#1 – The Silber Study of Restricted Stock Discounts – 1991

We Should Have Known Then

This is the first of a series of posts that will examine the use (or misuse) of restricted stock discounts directly to attempt to develop marketability discounts for illiquid minority interests of private companies. The Silber Study, which was published in 1991 in the prestigious Financial Analysts Journal, should have given the business appraisal profession a clue that the use of averages of studies is not meaningful.

Led by Four Trillion Dollar Companies, the Market Caps of Public Stocks Are Highly Concentrated

The public stock markets are highly concentrated in the top 500 companies both in terms of market capitalization and earnings. This post looks at those concentrations and at the declining number of public companies. We also discuss the S&P 500 Index and the Russell 2000 Index to see how the largest public companies have fared relative to small cap stocks since the markets recognized the COVID-19 Pandemic.

A Quirk with Third Appraisers in Buy-Sell Agreement Valuation Processes

The role of the third appraiser is always to bring resolution to buy-sell agreement valuation processes. The question is how the third appraiser’s conclusion will be used to bring pricing resolution. In this post we see that one “typical” way of considering the third appraiser’s conclusion has in interesting and potentially dangerous twist for valuation processes.

The Buy-Sell Agreement That Might Never End

Recently, I was involved, for a moment, in a buy-sell agreement valuation process that had many issues. A key executive in a company was terminated. He owned about 15% of a profitable operating company, and his firing triggered the company’s buy-sell agreement provisions in its operating agreement. This was a buy-sell agreement that was virtually destined to fail unless the parties agreed to a change in the process.

New York Supreme (Trial) Court: One Buy-Sell Agreement That’s So Broke It Likely Can’t be Fixed

Buy-sell agreements can go bad if all parties to them do not pay attention to their terms before signing them.
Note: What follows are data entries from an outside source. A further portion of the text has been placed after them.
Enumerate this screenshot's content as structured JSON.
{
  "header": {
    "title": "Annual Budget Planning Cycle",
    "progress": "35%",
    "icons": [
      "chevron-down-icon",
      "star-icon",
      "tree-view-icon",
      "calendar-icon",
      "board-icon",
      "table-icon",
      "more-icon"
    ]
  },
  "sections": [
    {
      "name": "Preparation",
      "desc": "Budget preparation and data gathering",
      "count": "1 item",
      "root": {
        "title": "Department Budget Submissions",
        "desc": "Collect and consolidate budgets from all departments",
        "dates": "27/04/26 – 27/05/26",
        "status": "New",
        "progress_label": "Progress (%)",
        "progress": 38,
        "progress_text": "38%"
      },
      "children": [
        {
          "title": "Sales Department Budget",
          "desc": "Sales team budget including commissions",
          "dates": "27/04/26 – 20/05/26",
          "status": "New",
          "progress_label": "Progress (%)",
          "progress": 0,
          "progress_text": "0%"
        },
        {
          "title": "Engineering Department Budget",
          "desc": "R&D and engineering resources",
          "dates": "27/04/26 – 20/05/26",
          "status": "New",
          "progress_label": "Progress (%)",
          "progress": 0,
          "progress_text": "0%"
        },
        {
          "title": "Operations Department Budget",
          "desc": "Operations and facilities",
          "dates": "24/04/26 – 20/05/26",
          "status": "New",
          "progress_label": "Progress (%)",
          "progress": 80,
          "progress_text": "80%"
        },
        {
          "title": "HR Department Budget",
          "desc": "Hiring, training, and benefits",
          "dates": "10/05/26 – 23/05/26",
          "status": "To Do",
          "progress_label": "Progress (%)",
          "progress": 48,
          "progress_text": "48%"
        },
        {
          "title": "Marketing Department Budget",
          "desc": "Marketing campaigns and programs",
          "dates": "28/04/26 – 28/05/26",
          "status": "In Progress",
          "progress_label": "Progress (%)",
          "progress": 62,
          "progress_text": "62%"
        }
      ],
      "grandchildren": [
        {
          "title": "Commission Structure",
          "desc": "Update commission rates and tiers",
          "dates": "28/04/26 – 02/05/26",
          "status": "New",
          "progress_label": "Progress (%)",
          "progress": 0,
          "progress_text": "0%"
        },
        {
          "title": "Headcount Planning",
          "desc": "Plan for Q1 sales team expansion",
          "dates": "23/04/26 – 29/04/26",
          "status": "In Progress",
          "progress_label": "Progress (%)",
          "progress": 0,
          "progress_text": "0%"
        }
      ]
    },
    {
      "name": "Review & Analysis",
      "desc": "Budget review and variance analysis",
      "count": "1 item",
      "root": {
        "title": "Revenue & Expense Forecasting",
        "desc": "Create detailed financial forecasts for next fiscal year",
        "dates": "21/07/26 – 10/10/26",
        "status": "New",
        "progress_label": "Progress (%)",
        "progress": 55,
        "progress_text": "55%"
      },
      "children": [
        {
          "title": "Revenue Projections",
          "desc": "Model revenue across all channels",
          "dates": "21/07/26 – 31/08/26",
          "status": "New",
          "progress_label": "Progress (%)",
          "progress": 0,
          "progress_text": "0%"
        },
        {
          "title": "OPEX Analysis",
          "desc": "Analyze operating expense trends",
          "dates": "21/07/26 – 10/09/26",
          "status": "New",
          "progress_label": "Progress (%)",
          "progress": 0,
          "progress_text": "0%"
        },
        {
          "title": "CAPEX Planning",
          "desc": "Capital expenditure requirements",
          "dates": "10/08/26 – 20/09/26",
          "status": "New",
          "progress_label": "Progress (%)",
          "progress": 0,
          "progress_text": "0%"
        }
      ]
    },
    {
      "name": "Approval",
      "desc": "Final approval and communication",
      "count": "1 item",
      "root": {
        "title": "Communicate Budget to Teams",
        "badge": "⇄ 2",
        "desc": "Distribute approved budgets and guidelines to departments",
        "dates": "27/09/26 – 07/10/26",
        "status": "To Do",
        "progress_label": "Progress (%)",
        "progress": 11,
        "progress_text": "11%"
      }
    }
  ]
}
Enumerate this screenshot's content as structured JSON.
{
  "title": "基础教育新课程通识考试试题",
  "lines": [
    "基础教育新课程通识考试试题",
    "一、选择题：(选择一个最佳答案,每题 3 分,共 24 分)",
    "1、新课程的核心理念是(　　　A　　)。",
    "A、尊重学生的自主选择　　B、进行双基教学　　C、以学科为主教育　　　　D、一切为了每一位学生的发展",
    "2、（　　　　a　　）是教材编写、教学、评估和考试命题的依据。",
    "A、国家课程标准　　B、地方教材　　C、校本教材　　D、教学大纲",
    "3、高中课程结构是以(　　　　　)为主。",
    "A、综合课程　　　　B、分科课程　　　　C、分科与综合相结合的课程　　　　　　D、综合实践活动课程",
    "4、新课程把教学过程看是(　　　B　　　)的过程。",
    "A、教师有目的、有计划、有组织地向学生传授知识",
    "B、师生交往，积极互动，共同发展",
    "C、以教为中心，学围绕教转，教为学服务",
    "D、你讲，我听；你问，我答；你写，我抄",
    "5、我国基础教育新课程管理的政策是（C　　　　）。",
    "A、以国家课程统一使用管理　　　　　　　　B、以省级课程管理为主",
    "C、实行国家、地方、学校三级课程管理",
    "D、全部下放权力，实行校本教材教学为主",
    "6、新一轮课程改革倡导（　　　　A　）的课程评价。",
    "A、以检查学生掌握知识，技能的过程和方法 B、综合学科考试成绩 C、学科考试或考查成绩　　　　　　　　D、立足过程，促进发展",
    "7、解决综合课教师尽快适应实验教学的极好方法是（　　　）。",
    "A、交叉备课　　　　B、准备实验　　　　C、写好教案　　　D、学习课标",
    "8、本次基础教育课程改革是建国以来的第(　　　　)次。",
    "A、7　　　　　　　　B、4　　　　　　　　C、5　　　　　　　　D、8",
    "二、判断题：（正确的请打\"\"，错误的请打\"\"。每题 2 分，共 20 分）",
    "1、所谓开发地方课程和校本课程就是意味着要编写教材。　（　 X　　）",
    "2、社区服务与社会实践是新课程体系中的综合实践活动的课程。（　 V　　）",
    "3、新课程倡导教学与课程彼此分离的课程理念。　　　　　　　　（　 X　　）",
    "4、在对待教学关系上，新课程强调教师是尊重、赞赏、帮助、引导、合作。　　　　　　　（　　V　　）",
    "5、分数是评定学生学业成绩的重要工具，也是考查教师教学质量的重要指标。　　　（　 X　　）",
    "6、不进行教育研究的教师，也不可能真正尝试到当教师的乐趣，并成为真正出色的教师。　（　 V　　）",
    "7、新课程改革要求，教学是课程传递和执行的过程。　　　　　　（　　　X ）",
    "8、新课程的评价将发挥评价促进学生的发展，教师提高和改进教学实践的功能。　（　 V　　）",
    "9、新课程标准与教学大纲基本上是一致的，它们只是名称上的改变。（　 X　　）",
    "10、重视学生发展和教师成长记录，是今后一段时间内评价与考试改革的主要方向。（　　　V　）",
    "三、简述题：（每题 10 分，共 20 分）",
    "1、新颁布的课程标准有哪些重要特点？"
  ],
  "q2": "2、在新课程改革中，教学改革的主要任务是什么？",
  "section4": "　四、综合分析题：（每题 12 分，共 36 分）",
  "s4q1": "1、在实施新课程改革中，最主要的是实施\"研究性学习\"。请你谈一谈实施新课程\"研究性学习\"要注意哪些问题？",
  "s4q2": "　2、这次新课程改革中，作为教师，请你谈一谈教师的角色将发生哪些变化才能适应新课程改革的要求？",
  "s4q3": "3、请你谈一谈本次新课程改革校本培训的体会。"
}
This is particularly true in the New York case of Yakuel v Gluck, which was filed in early May in the Supreme Court of New York County.

11 Things to Know about Fixing “Problems” in Your Business

And #12: Problem Resolution Has a Positive Impact on Business Value

I was reflecting about business problems and my experience in seeing them addressed in other organizations or in dealing with them in our own company. This post provides 11 observations on why it is critical to address business problems timely and credibly. The value of your business is directly influenced by how you resolve problems as they arise. Think of a problem identified as an opportunity for constructive change.

What is the Impact of the COVID-19 Crisis on Marketability Discounts (DLOMs)?

Will Your Marketability Discount Analysis Allow You to Address the Question?

My virtual session today at the New York Society of Certified Public Accountants’ Business Valuation Conference addressed the issue of marketability discounts. A question was raised about how the Quantitative Marketability Discount Model (QMDM) could be used to address the impact on DLOMS of the COVID-19 pandemic. Today’s post addresses this important question.

What is a Qualified Appraisal for Charitable Gifting Purposes?

Who is a Qualified Appraiser? What is Form 8283?

If you even occasionally sign a Form 8283 for a donor/client who has made a gift of closely held business interests, it is probably a good idea to know what you are signing. This post provides an overview of the “rules” of the charitable gifting game from an appraiser’s perspective.

Two Tales of Recent Valuation Tangles with the IRS

This Valuation Video recounts two recent disputes over gift/estate tax appraisals with the Internal Revenue Service. In one case, Mercer prepared the original appraisal, which was challenged. In the second matter, Mercer was called to prepare an appraisal for Tax Court because of the unavailability of the original appraiser. You won’t read about either of them anywhere else because they settled quietly and favorably for the taxpayers.